The dose used was on par with that used in cardiovascular prevention and other indications, so the diarrhea incidence would probably follow the roughly 10% rate seen in the COLCOT trial, Kovacs suggested.
In the clinic, too, there are some cautions. As Elin Roddy, MD, a respiratory physician at Shrewsbury and Telford Hospital NHS Trust in England, tweeted: “Lots of drug interactions with colchicine potentially — statins, macrolides, diltiazem — we have literally been running up to the ward to cross off clarithromycin if RECOVERY randomises to colchicine.”
Anthony Fauci, the nation’s top infectious diseases expert, said Tuesday that he has serious doubts about Russia’s announcement that it has a vaccine ready to be used for the novel coronavirus.
“Having a vaccine and proving that a vaccine is safe and effective are two different things,” Fauci said during a panel discussion with National Geographic.
Putin said that the vaccine went through clinical testing and that it had proven to offer immunity to the deadly disease, which has infected more than 20 million people worldwide, according to a Johns Hopkins University database.
However, phase three trials for the drug have reportedly not been completed, triggering skepticism from international health experts about its usefulness.
Fauci, the director of the National Institute of Allergy and Infectious Diseases and a key member of the White House coronavirus task force, said that he had seen no evidence supporting Putin’s position.
“I hope that the Russians have actually, definitively proven that the vaccine is safe and effective. I seriously doubt that they’ve done that,” he said, adding that Americans need to understand that the process for gaining vaccine approval requires safety and efficacy.

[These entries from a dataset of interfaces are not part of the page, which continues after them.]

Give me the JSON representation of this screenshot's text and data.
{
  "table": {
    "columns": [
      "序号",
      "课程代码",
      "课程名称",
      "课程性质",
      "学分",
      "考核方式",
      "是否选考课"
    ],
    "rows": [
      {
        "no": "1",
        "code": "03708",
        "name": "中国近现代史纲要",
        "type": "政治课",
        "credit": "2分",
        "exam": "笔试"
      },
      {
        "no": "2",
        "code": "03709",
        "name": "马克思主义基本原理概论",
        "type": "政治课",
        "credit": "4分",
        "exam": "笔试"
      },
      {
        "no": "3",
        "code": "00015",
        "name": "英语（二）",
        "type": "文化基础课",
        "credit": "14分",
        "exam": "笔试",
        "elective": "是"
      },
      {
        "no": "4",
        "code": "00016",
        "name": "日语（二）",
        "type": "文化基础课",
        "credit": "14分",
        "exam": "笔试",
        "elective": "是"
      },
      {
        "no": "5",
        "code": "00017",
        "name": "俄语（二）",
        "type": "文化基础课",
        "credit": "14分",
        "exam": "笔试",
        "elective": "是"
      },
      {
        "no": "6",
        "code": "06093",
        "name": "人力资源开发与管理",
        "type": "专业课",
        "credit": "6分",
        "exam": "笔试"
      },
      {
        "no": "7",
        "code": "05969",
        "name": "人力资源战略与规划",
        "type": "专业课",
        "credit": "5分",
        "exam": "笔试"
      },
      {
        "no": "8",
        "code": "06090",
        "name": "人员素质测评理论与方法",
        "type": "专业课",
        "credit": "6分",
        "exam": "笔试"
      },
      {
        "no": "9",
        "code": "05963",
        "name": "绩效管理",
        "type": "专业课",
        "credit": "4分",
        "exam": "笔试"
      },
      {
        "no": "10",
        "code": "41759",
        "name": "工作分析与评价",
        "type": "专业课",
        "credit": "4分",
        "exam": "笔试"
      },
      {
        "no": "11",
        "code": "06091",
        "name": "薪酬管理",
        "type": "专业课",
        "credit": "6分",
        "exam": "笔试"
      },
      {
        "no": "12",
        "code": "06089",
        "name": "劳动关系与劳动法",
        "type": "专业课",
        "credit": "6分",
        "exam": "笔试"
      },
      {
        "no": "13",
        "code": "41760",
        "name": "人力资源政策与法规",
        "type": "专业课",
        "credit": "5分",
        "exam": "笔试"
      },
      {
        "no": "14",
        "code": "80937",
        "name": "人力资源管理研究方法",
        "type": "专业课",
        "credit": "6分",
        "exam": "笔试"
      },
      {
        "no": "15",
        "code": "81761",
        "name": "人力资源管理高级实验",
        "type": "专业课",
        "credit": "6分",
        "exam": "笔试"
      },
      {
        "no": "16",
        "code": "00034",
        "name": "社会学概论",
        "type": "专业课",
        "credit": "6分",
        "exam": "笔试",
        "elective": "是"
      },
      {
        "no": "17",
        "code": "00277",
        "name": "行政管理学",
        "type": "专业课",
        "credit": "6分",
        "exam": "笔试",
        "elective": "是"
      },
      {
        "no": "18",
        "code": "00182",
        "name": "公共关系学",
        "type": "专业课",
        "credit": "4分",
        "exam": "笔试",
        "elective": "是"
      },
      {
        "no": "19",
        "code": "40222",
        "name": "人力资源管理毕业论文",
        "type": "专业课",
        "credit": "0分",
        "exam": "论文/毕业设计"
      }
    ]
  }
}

More than 100 possible vaccines are being developed around the world as part of efforts to offer immunity protection for the coronavirus. Moderna, in collaboration with the National Institutes of Health, launched a phase three trial for a vaccine in July, making it the first U.S. candidate to reach that stage.
Fauci has said that he’s “cautiously optimistic” that a COVID-19 vaccine will be ready by the end of the year. He told a House committee on July 31 that he was encouraged by everything he’s seen in the early data but that “there’s never a guarantee that you’re going to get a safe and effective vaccine.”
The World Health Organization said Tuesday that it was monitoring Russia’s progress in developing a COVID-19 vaccine. Progress in combating the virus “should not compromise safety,” the health agency said.
Former Food and Drug Administration Commissioner Scott Gottlieb echoed Fauci’s skepticism earlier Tuesday, noting in a tweet that Russia has been behind disinformation campaigns related to the pandemic.
“Today’s news that they ‘approved’ a vaccine on the equivalent of phase 1 data may be another effort to stoke doubts or goad U.S. into forcing early action on our vaccines,” he said.
Russia is reportedly planning to offer its COVID-19 vaccine to medical personnel as soon as this month. It will be made available to the general public in October, according to Reuters.